If you are outside Europe, OFM also has a page where you can download Garmin maps for any area of the world not covered by their “packaged” maps, by selected grid squares from a world map. This is a bit more complicated so you may need to be more alert to use it, also the maps generated all have the same generic name when they appear on your Garmin (that’s the name of the map which you can’t easily change, not the filename which you can control) so it’s rather tricky if you have more than one of those particular downloads to choose from, I guess it’s not a problem to just have them all activated since they don’t overlap.
So you can find free detailed maps online, they are particularly suited for cycling, and you can download them to use on a Garmin GPS unit if you have a little basic computer knowledge. It’s worth remembering that OSM and OCM are being updated constantly by thousands of contributors around the world (I’m planning to add the data from our Indian trip as we went along quite a few unmapped roads) so you’ll need to download a fresh version every few months.
Also the site owners who do this work of packaging OSM maps for Garmin are enthusiastic amateurs doing it because they believe in the value of open source mapping. It really helps them to carry on with this if we take the trouble to make a donation to help their efforts, most sites will have a PayPal donate button that allows you to give them some money (eg $10 or €10 as thanks and to show you respect what they are doing for all of us).

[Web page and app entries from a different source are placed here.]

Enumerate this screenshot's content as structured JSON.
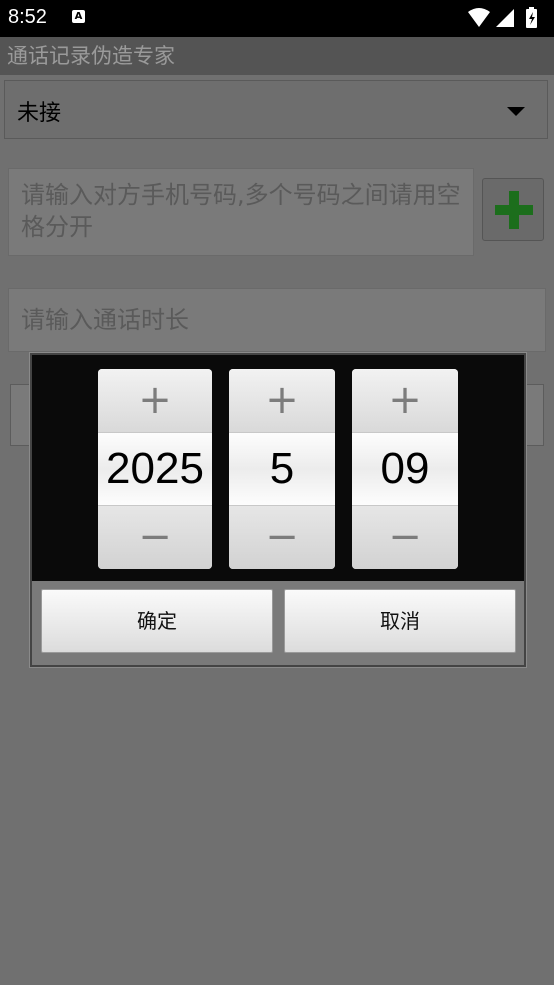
{
  "status": {
    "time": "8:52",
    "a_badge": "A"
  },
  "app": {
    "title": "通话记录伪造专家"
  },
  "form": {
    "call_type": "未接",
    "phone_placeholder": "请输入对方手机号码,多个号码之间请用空格分开",
    "duration_placeholder": "请输入通话时长"
  },
  "date_picker": {
    "year": "2025",
    "month": "5",
    "day": "09",
    "plus": "+",
    "minus": "−",
    "confirm": "确定",
    "cancel": "取消"
  },
  "colors": {
    "add_icon": "#1c6e1c",
    "overlay": "#707070"
  }
}
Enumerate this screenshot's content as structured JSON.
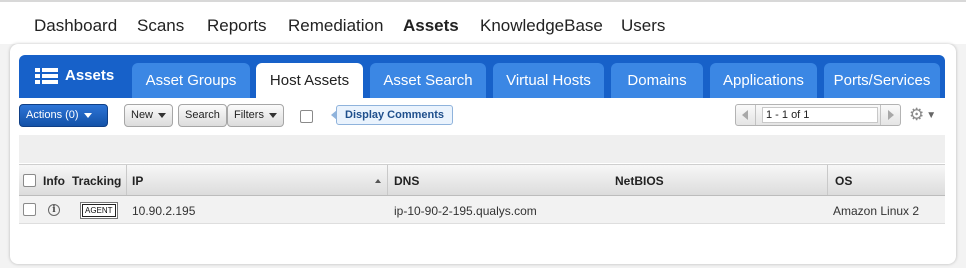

Finally, if you are unclear about the difference between OSM and OCM (or OFM for that matter) it’s not a big issue. Open Streetmap is the big map, a geographical information system to be precise, that stores all the map data collected by volunteer contributors, including information about cycle routes and cycle facilities. Open Cyclemap/Open Fietsmap uses that data to present specialist versions of OSM tailored to the needs of cyclists, including showing official cycle routes and contour lines. It’s interesting to look at the Open Cyclemap view of the whole of Europe because the volume of official cycle routes in each country gives an immediate picture of how much priority the authorities in different countries give to cycling.
Next – Creating Routes (coming soon)